What is the state of the art in stem cell therapy?

As I understand it, research using embryonic stem cell lines is a non-issue now. That should have opened the flood gates on research if true. So where are we at in developing stem cell-based therapies and for what ailments?

Thanks,
Rob

Stem cell transplants have become a standard therapy for myeloma.

This doesn’t use embryonic stem cells, but you didn’t say you wanted to know only about embryonic stem cell therapies.

The idea is to destroy all of the patient’s bone marrow and then to replace it using stem cells.

Therefore, stem cell therapy plays a key role for developing new cell-based drugs for the future molecular and regenerative medicine. …

There are a number of trials getting prepared for treatment of Parkinson’s. See for instance:

http://ajw.asahi.com/article/behind_news/social_affairs/AJ201403070082

A spray gun that sprays stem cells onto burn victims has been tested and found to work.

Biopen to heal bone damage and cartilage damage.

One really interesting use of a stem cell gun combined with 3d printing involved taking a person who had severe wounds with massive tissue missing, then use a 3d printer to layer stem cells into the damaged tissues.

I do not know if full size organs and bodyparts have been developed (other than the bladder and trachea). Miniature organs have been created, but full sized ones out of a person’s own stem cells I do not think have occurred yet. I believe the holdup is the circulatory system is hard to develop in the organ.

I’m hoping we are only a few (ie less than 20) years away from using stem cells to replace damaged tissues and organs. But aside from the above I don’t know where we are.

I don’t know if I’d count a bone marrow transplant as “state of the art” which is what they’re actually talking about.(And has been used for cancers for awhile now.)

My understanding is one big problem with this is going to be rejection, just like a normal organ transplant. Of course if you do therapeutic cloning that would probably take care of that.

So, has anybody come up with a way to take a patient’s own tissue and grow a large enough quantity of “stem cells” from them to be of use??

Can embryonic stem cells be grown in a lab, or does each need to be individually harvested?

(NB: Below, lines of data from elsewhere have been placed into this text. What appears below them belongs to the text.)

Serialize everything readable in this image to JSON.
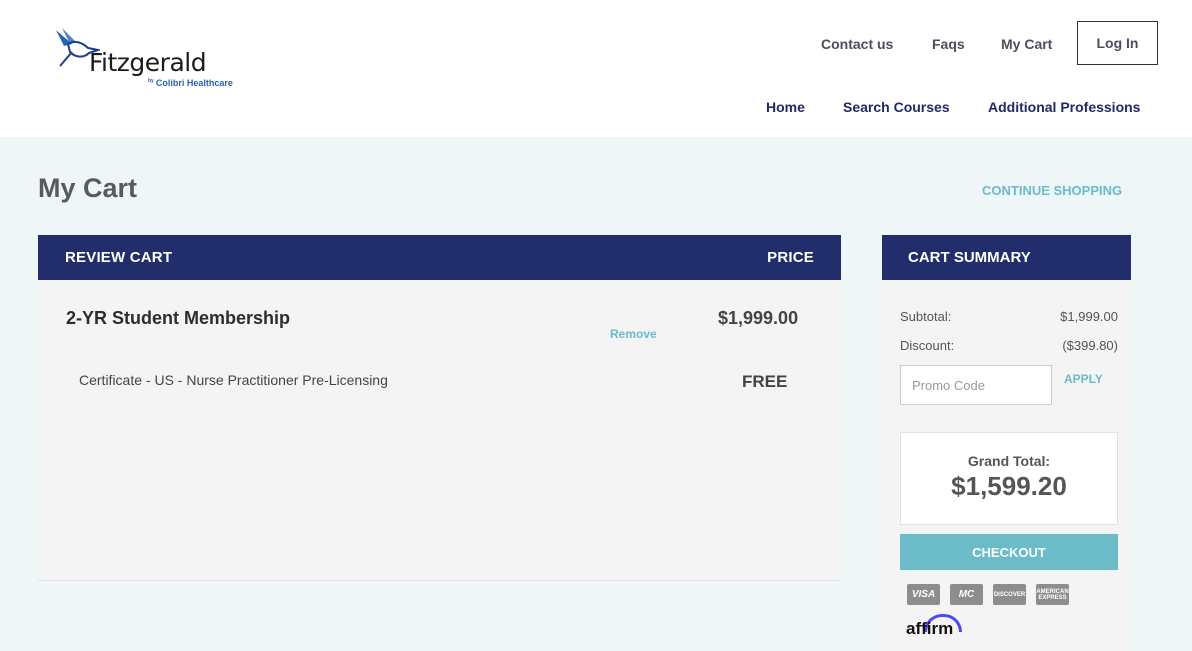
{
  "brand": {
    "name": "Fitzgerald",
    "tagline_prefix": "by",
    "tagline": "Colibri Healthcare"
  },
  "topnav": {
    "contact": "Contact us",
    "faqs": "Faqs",
    "cart": "My Cart",
    "login": "Log In"
  },
  "mainnav": {
    "home": "Home",
    "search": "Search Courses",
    "additional": "Additional Professions"
  },
  "page": {
    "title": "My Cart",
    "continue": "CONTINUE SHOPPING"
  },
  "cart": {
    "header_left": "REVIEW CART",
    "header_right": "PRICE",
    "item": {
      "name": "2-YR Student Membership",
      "remove": "Remove",
      "price": "$1,999.00"
    },
    "subitem": {
      "name": "Certificate - US - Nurse Practitioner Pre-Licensing",
      "price": "FREE"
    }
  },
  "summary": {
    "header": "CART SUMMARY",
    "subtotal_label": "Subtotal:",
    "subtotal_value": "$1,999.00",
    "discount_label": "Discount:",
    "discount_value": "($399.80)",
    "promo_placeholder": "Promo Code",
    "apply": "APPLY",
    "grand_label": "Grand Total:",
    "grand_value": "$1,599.20",
    "checkout": "CHECKOUT",
    "cards": [
      "VISA",
      "MC",
      "DISCOVER",
      "AMERICAN EXPRESS"
    ],
    "affirm": "affirm"
  },
  "colors": {
    "navy": "#222e6b",
    "teal": "#6bbbc9",
    "background": "#eef6f7"
  }
}
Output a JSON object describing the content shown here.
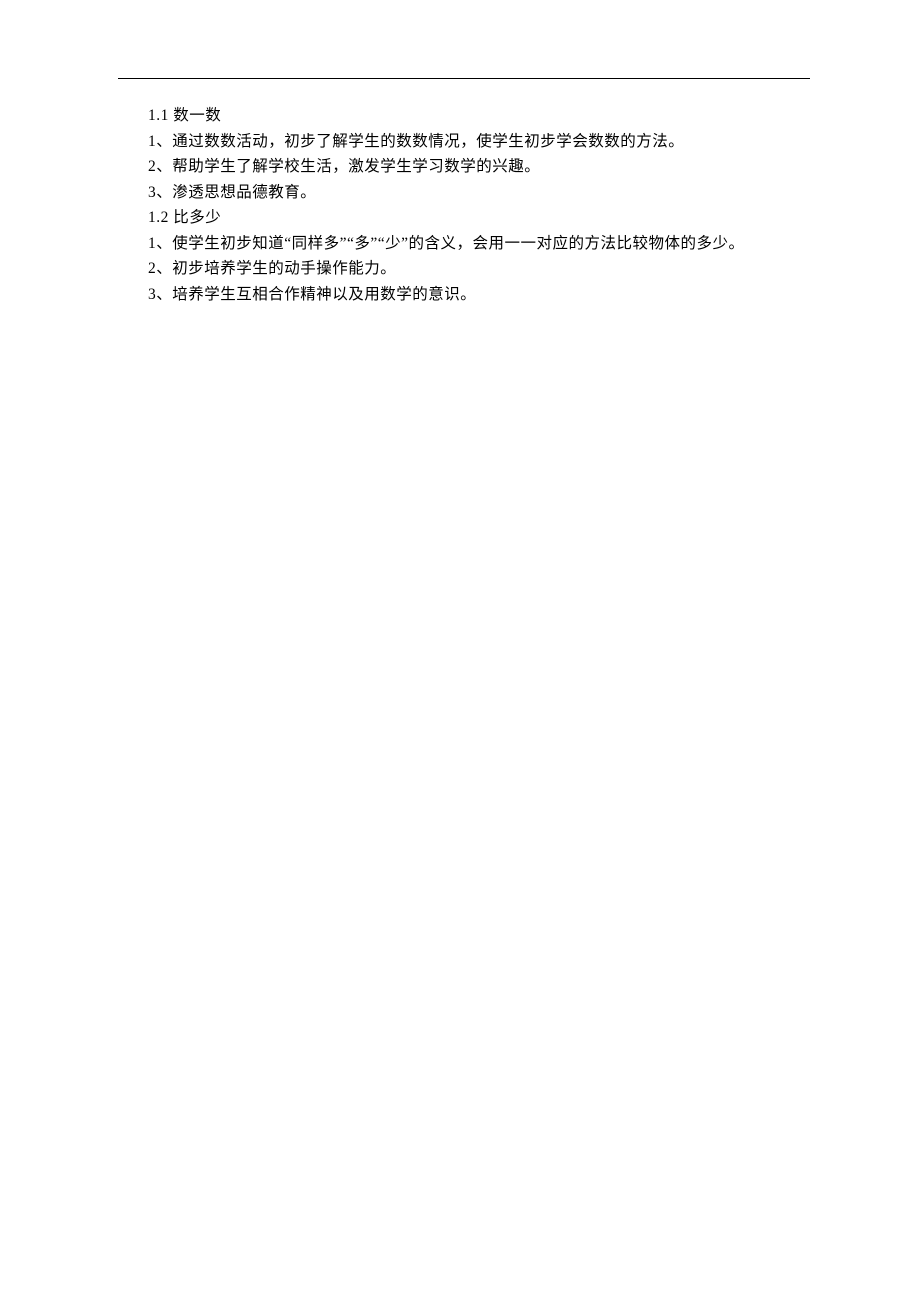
{
  "lines": [
    "1.1 数一数",
    "1、通过数数活动，初步了解学生的数数情况，使学生初步学会数数的方法。",
    "2、帮助学生了解学校生活，激发学生学习数学的兴趣。",
    "3、渗透思想品德教育。",
    "1.2 比多少",
    "1、使学生初步知道“同样多”“多”“少”的含义，会用一一对应的方法比较物体的多少。",
    "2、初步培养学生的动手操作能力。",
    "3、培养学生互相合作精神以及用数学的意识。"
  ]
}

And why, after decades of looking at undifferentiated cells and wondering how they get differentiated, did it take a miracle for someone to think of the obvious - see if they can be tricked into becoming what we want them to be? That was my immediate thought upon hearing that they had been studied to death. To hell with how they differentiate - start the experiments!
And being diagnosed with Osteoarthritis didn’t turn me against the idea, either.

I have a friend that’s currently doing a paper on stem cells for a college class.
There are multiple sources of stem cells now - the ‘source’ is a non-issue for anyone in the know, but that remains it’s biggest hurdle.
The ‘state of the art’ stuff is all overseas now. The US is years behind.

Q remains:

Can whatever we are calling “stem cells” be cultured?

Embryonic?

Patient’s (and how do you derive something like an undifferentiated cell from an adult?)

That the US is decades behind the rest of the G7 (and probably a dozen others) can be attributed to GOP Presidents and their refusal to allow anything even remotely tied to abortion.
Middle Ages. Sun revolves around Earth - the boss says so.

It was my understanding eastern Asia (China, South Korea, Japan, Taiwan, Singapore etc) were taking the lead in stem cells. However I have no idea how true that is. I would hope/assume California is still a major hub of innovation on the issue. Esp considering that under Gov Schwarzenegger they gave $150M in loans to support the science (plus San Diego, LA & the Bay area are all in California and all have good biotech industries).

I remember when stem cells were more controversial in the US, Singapore was trying to recruit top US scientists to work at their biopolis research hub by offering them more funding and less restrictions.

Is rejection an issue with pluripotent stem cells taken from the patient? That seems like it would be a non-issue.

Yes, that’s what they mean when they refer to stem cell “lines”: That’s all of the cells that are descended from cultures of the same original source.

It should also be mentioned here that abortion, as it’s commonly thought of, is not involved in embryonic stem cell production. The source for embryonic stem cells is fertilized zygotes from fertility clinics which don’t get implanted into the mother. This is after fertilization, but is before the zygote begins developing into a fetus (which is kind of the point).

Thanks.

Biologist here but I don’t work with stem cells so my knowledge is limited. Stem cells can be cultured. Patient (or adult) stem cells can be harvested from blood or bone marrow by separation based on cell markers by cell sorting

Adult cells can be “induced” to become pluripotent stem cells (iPSCs) and this seems to be the most promising technique at the moment due to the restrictions on ESCs

I guess what I was really after was whether or not iPSCs obviate the need for ESCs. Do they?

Thanks,
Rob